## What you are asked to do
Within the listing below, tally the lines where the word "data" appears, and answer with nothing but the tally.

## Supplied records
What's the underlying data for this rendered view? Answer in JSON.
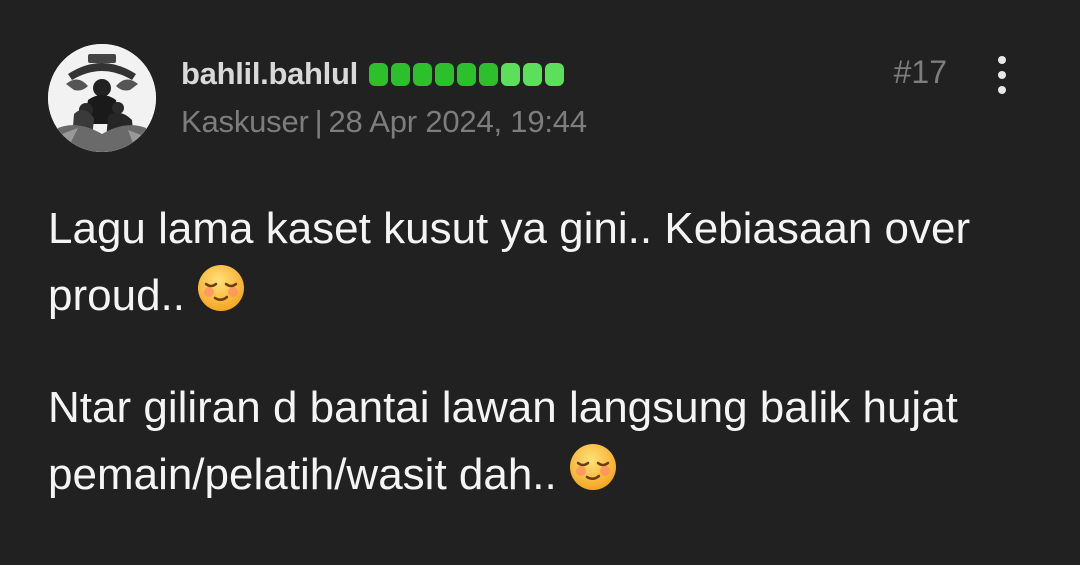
{
  "post": {
    "username": "bahlil.bahlul",
    "reputation": {
      "dots": [
        {
          "color": "#2cc12c"
        },
        {
          "color": "#2cc12c"
        },
        {
          "color": "#2cc12c"
        },
        {
          "color": "#2cc12c"
        },
        {
          "color": "#2cc12c"
        },
        {
          "color": "#2cc12c"
        },
        {
          "color": "#5ce05c"
        },
        {
          "color": "#5ce05c"
        },
        {
          "color": "#5ce05c"
        }
      ]
    },
    "user_title": "Kaskuser",
    "separator": "|",
    "date": "28 Apr 2024, 19:44",
    "post_number": "#17",
    "paragraphs": [
      {
        "text": "Lagu lama kaset kusut ya gini.. Kebiasaan over proud..",
        "emoji": "relieved-face-emoji"
      },
      {
        "text": "Ntar giliran d bantai lawan langsung balik hujat pemain/pelatih/wasit dah..",
        "emoji": "relieved-face-emoji"
      }
    ]
  },
  "icons": {
    "avatar": "avatar-image",
    "more": "vertical-dots-icon"
  },
  "colors": {
    "background": "#212121",
    "text": "#f4f4f4",
    "muted": "#7d7d7d",
    "username": "#d9d9d9"
  }
}
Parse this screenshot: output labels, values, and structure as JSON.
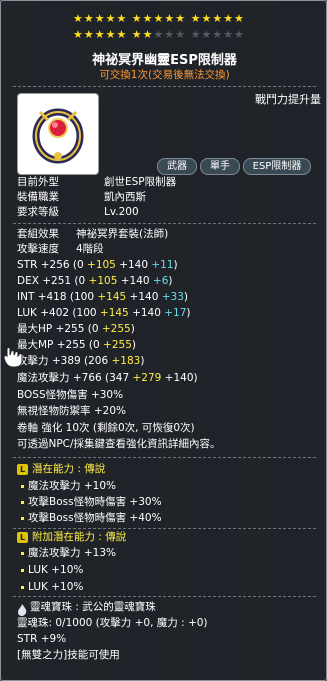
{
  "stars": {
    "row1": "★★★★★ ★★★★★ ★★★★★",
    "row2_filled": "★★★★★ ★★",
    "row2_empty": "★★★ ★★★★★"
  },
  "item": {
    "name": "神祕冥界幽靈ESP限制器",
    "trade_note": "可交換1次(交易後無法交換)",
    "power_label": "戰鬥力提升量",
    "tags": [
      "武器",
      "單手",
      "ESP限制器"
    ],
    "appearance_label": "目前外型",
    "appearance_value": "創世ESP限制器",
    "job_label": "裝備職業",
    "job_value": "凱內西斯",
    "level_label": "要求等級",
    "level_value": "Lv.200"
  },
  "stats": {
    "set_label": "套組效果",
    "set_value": "神祕冥界套裝(法師)",
    "speed_label": "攻擊速度",
    "speed_value": "4階段",
    "str_base": "STR  +256  (0 ",
    "str_a": "+105",
    "str_b": " +140 ",
    "str_c": "+11",
    "dex_base": "DEX  +251  (0 ",
    "dex_a": "+105",
    "dex_b": " +140 ",
    "dex_c": "+6",
    "int_base": "INT  +418  (100 ",
    "int_a": "+145",
    "int_b": " +140 ",
    "int_c": "+33",
    "luk_base": "LUK  +402  (100 ",
    "luk_a": "+145",
    "luk_b": " +140 ",
    "luk_c": "+17",
    "hp_base": "最大HP  +255  (0 ",
    "hp_a": "+255",
    "hp_end": ")",
    "mp_base": "最大MP  +255  (0 ",
    "mp_a": "+255",
    "mp_end": ")",
    "atk_base": "攻擊力  +389  (206 ",
    "atk_a": "+183",
    "atk_end": ")",
    "matk_base": "魔法攻擊力  +766  (347 ",
    "matk_a": "+279",
    "matk_b": " +140)",
    "boss": "BOSS怪物傷害  +30%",
    "ignore": "無視怪物防禦率  +20%",
    "scroll1": "卷軸 強化 10次 (剩餘0次, 可恢復0次)",
    "scroll2": "可透過NPC/採集鍵查看強化資訊詳細內容。"
  },
  "potential": {
    "title": "潛在能力 : 傳說",
    "badge": "L",
    "lines": [
      "魔法攻擊力 +10%",
      "攻擊Boss怪物時傷害 +30%",
      "攻擊Boss怪物時傷害 +40%"
    ]
  },
  "bonus": {
    "title": "附加潛在能力 : 傳說",
    "badge": "L",
    "lines": [
      "魔法攻擊力 +13%",
      "LUK +10%",
      "LUK +10%"
    ]
  },
  "soul": {
    "title": "靈魂寶珠 : 武公的靈魂寶珠",
    "value": "靈魂珠: 0/1000 (攻擊力 +0, 魔力 : +0)",
    "str": "STR +9%",
    "skill": "[無雙之力]技能可使用"
  },
  "colors": {
    "yellow": "#ffee44",
    "cyan": "#66ddee",
    "orange": "#ff9933"
  }
}
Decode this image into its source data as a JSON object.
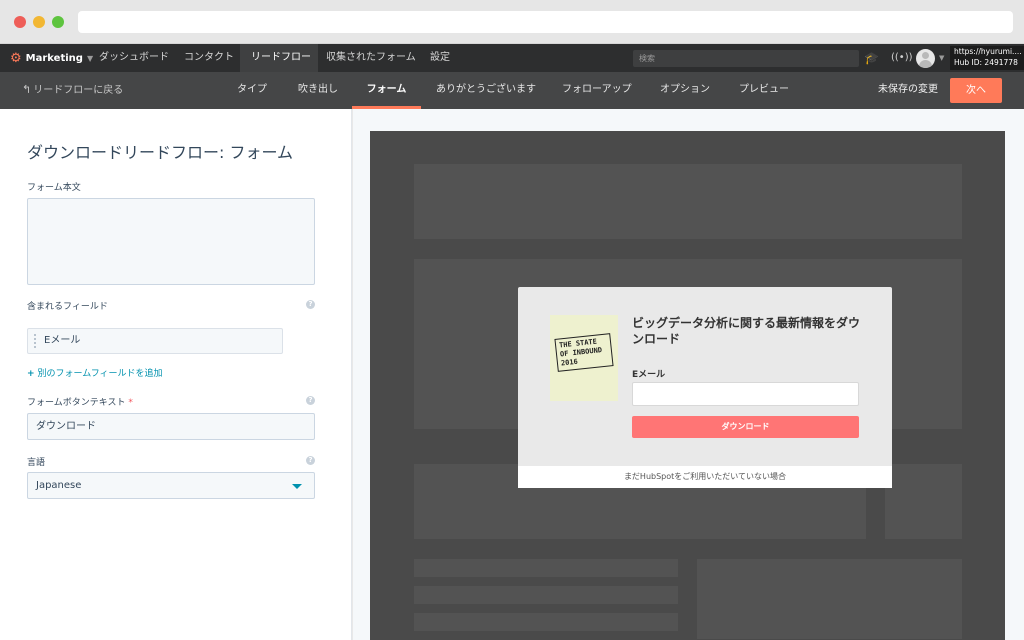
{
  "topnav": {
    "brand": "Marketing",
    "items": [
      "ダッシュボード",
      "コンタクト",
      "リードフロー",
      "収集されたフォーム",
      "設定"
    ],
    "active_item": "リードフロー",
    "search_placeholder": "検索",
    "account_url": "https://hyurumi....",
    "hub_id": "Hub ID: 2491778"
  },
  "subnav": {
    "back_label": "リードフローに戻る",
    "tabs": [
      "タイプ",
      "吹き出し",
      "フォーム",
      "ありがとうございます",
      "フォローアップ",
      "オプション",
      "プレビュー"
    ],
    "active_tab": "フォーム",
    "unsaved_label": "未保存の変更",
    "next_label": "次へ"
  },
  "editor": {
    "title": "ダウンロードリードフロー: フォーム",
    "form_body_label": "フォーム本文",
    "form_body_value": "",
    "fields_label": "含まれるフィールド",
    "field_items": [
      "Eメール"
    ],
    "add_field_label": "別のフォームフィールドを追加",
    "button_text_label": "フォームボタンテキスト",
    "button_text_required": "*",
    "button_text_value": "ダウンロード",
    "language_label": "言語",
    "language_value": "Japanese"
  },
  "preview": {
    "cover_text": "THE STATE OF INBOUND 2016",
    "title": "ビッグデータ分析に関する最新情報をダウンロード",
    "email_label": "Eメール",
    "email_value": "",
    "button_label": "ダウンロード",
    "footer_text": "まだHubSpotをご利用いただいていない場合"
  },
  "colors": {
    "accent": "#ff7a59",
    "link": "#0091ae",
    "preview_button": "#ff7575"
  }
}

## Answer below
2